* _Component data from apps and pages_
====

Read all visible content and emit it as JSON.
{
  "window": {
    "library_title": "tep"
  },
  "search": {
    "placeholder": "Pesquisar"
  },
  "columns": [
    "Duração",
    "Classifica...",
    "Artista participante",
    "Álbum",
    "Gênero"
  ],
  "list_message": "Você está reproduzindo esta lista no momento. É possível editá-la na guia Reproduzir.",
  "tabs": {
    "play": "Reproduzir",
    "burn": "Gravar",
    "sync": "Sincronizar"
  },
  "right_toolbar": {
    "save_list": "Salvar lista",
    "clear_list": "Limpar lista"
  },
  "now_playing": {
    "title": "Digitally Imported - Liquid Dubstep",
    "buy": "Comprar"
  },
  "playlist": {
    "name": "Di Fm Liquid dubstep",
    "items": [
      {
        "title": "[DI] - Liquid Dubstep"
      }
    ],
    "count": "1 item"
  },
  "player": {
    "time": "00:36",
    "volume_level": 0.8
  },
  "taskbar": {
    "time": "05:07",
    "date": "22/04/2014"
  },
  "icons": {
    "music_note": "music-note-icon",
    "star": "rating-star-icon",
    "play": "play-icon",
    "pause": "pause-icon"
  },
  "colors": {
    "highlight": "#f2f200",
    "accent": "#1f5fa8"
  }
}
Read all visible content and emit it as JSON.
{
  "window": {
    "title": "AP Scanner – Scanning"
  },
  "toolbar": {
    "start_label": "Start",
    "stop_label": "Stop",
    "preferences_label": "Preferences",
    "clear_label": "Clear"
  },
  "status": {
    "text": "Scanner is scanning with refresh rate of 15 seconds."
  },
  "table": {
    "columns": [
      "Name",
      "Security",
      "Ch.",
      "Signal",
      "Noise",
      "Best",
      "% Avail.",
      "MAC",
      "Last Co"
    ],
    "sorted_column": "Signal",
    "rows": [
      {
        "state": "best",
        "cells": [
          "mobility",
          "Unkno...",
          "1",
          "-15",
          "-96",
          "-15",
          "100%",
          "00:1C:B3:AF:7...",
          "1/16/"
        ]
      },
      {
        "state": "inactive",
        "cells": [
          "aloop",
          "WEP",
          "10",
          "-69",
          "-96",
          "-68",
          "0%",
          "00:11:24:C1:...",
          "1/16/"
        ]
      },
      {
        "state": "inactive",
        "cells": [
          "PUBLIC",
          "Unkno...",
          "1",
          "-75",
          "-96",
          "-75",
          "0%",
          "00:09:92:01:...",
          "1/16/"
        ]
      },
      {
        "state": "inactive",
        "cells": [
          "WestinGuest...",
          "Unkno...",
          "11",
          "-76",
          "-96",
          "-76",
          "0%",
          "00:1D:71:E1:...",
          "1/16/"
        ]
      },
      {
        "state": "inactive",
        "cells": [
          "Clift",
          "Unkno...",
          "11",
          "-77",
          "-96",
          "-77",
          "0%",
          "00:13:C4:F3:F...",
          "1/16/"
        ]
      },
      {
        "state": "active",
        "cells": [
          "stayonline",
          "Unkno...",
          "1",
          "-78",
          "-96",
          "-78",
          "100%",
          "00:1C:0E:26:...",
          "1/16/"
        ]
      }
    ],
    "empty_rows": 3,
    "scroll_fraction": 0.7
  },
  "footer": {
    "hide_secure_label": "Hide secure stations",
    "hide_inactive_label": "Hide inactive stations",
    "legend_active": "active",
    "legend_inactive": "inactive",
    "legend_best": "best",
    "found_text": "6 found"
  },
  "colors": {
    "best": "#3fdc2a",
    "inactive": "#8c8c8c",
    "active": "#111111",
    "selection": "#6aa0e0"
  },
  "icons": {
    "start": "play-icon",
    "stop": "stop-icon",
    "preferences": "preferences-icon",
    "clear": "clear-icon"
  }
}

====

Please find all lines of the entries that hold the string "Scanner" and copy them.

    "title": "AP Scanner – Scanning"
    "text": "Scanner is scanning with refresh rate of 15 seconds."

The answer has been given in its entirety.